            re: “they can buy a Civic with all the stuff you mentioned for around 16 thou and be warm, or cool, and dry and comfortable and safe”

            boooring. (Homer J. Simpson voice)

          • Norm G. says:

            re: “BMWs have cost as much as small sedans”

            and WEIGHED as much as small sedans…


          • Norm G. says:

            re: “this is something that has worried me for years”

            no worries.

            re: “motorcycles (new) are becoming something only the wealthy can or will be able to enjoy”

            they’re still the same price as cars, but people buy those with reckless abandon. seems like an easy solution might be to just follow their example…? dunno.

        • Glen says:

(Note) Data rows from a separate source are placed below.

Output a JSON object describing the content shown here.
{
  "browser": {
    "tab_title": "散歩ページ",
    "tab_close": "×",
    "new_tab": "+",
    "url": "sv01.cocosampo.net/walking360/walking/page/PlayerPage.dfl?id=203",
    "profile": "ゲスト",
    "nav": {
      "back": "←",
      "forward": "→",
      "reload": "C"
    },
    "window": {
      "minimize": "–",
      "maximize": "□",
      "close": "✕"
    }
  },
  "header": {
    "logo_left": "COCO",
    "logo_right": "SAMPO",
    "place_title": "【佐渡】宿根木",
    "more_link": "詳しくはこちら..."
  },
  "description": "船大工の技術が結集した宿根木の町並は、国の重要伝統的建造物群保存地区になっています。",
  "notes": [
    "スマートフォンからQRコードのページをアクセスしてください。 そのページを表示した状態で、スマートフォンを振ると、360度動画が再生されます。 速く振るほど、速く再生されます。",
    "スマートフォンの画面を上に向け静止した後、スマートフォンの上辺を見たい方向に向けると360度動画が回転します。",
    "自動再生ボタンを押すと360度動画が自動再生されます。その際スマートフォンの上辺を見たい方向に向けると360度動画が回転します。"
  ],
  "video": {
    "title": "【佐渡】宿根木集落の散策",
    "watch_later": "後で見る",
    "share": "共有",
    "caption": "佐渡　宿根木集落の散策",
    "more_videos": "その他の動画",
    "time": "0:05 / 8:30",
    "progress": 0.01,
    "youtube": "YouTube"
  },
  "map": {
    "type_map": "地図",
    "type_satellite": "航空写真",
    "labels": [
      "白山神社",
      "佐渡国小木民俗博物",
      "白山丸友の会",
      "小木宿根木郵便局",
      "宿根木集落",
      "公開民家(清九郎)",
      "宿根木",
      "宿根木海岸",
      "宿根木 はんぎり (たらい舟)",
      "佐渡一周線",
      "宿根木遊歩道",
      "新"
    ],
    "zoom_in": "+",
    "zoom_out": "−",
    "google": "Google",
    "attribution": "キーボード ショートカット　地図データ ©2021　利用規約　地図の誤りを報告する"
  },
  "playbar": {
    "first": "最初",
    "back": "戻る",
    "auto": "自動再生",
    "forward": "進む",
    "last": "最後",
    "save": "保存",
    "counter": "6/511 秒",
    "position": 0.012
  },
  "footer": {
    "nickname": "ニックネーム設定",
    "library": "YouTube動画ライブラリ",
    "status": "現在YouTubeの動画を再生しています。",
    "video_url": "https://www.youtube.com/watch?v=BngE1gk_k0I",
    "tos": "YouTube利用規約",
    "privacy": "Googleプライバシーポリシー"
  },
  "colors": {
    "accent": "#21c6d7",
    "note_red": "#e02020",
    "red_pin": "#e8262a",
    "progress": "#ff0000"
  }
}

          Yeah, but Honda can sell a million Civics to achieve that price! How many Sling Shot will be sold?

          • mickey says:

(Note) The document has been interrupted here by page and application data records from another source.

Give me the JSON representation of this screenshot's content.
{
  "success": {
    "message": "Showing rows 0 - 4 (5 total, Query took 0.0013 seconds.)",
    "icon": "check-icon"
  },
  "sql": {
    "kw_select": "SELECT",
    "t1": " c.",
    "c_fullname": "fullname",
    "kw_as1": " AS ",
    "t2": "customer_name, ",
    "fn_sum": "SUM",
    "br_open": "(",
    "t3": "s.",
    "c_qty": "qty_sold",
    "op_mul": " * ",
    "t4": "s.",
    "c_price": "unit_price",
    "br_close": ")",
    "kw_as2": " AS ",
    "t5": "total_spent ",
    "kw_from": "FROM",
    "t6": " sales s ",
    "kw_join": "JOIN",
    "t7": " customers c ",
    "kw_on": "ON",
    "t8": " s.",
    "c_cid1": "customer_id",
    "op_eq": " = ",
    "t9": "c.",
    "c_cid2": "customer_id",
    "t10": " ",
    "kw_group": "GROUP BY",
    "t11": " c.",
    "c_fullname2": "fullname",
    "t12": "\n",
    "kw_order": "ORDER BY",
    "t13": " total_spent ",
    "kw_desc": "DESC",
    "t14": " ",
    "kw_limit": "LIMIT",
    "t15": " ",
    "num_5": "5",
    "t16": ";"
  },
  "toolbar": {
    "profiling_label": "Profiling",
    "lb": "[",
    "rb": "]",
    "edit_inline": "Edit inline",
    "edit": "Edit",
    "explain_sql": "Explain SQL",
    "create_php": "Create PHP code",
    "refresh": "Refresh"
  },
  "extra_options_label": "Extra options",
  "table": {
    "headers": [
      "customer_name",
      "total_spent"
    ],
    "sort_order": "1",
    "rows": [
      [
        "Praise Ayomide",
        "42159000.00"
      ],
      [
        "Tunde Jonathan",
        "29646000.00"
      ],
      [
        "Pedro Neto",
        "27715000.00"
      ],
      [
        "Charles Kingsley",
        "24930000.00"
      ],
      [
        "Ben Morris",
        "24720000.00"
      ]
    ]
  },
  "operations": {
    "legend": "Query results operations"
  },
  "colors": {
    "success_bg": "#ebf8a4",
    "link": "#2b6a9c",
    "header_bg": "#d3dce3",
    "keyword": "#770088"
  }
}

            The point exactly Glen, Honda will sell a million Civics ( and therefore be able to sell them for the price they do) because they are a good product that’s practical, that a high school, or college, or young family, or anybody looking for solid transportation would and will buy. Motorcycles and slingshots and Spyders are impractical vehicles that will never sell in big numbers therefor will just remain as Jeremy puts it, a creature of want, for those with enough disposable income to basically throw it away. A toy for the rich if you will.

          • Norm G. says:

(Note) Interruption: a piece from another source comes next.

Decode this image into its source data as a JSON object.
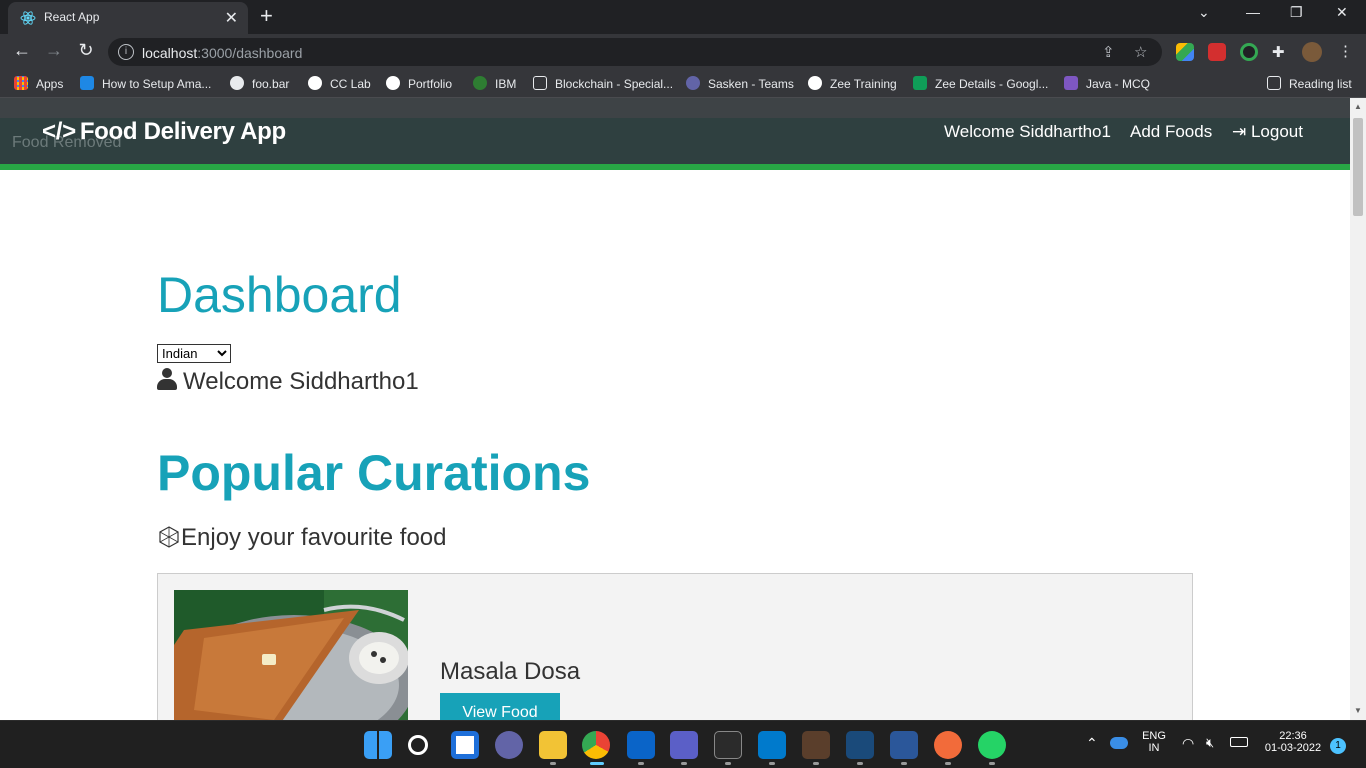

            re: “Motorcycles and slingshots and Spyders”

            oh my…!

        • Provologna says:

          Might as well compare a drum set to a violin.

        • Provologna says:

          I’m curious how they engineer under steer into a vehicle wherein the front has twice the coefficient vs. the back (2 wheels vs. 1), and obvious front weight bias, which both increase front traction, all other things being equal (which of course they are not in this vehicle).

          T’would be nice if the body work was more grown up, less high-schoolish, more sophisticated. Highly visible text is ugly and pure fail IMO (rear fender “Slingshot”), screaming low class garage built.

        • Asphanaut says:

          Then go buy a civic. Might want to start posting on as well.

  16. Glen says:

    As a motorcyclist, my passenger takes on that risk as well. As a potential Sling Shot customer, I would expect the same.

  17. Roadrider says:

    Add another rear wheel, call it a car and get it over with.

  18. takehikes says:

    MUCH better alternative than many of the trikes I’ve seen. Motorcycle? Not so much but who cares, looks fun but I wonder where are the bags and 30″ wagon wheels? 😉

  19. Mike says:

    Cool. Not a motorcycle.

  20. Tony in Texas says:

    Not in Texas! The state has banned the vehicle at this time saying it’s not a motorcycle since you don’t straddle the seat.


  21. AFW says:

    The steering system, tires, steel cage frame and engine are all from a car… It’s a car not a motorcycle.

    • Gary says:

      You may be right. But I am grateful that there are legal loopholes to create a vehicle like this. I hope they don’t close the loopholes. I like having the freedom to decide for myself how much risk is acceptable.

    • sherm says:

      I agree, it’s a car. But the so called “loophole” allows it to be car that does not need to comply with the crash safety requirements that all other road going cars are required to meet.

      Performance enthusiasts (I’m one) are generally more willing to take risks, and will accept the known or unknown crash safety limitations of the Slingshot because of its high performance payoff. But it is a two seater that is much more likely to have loved ones or friends as passengers, than a conventional motorcycle. So even if the driver is willing to accept whatever injuries occur in a crash (or thinks he or she will never crash), what about the passenger? So I think it’s worth knowing how protective the Slingshot is in a crash.

      I think the government and the insurance industry may also want to know. Sure, nanny state, nanny state!!! But if you’ve been in a accident where safety features kept you whole, nanny doesn’t seem all that bad.

  22. Stuki Moi says:

    As an MC, this is a much cheaper way to gain access to HOV lanes in what is dynamically a car, that buying a Tesla…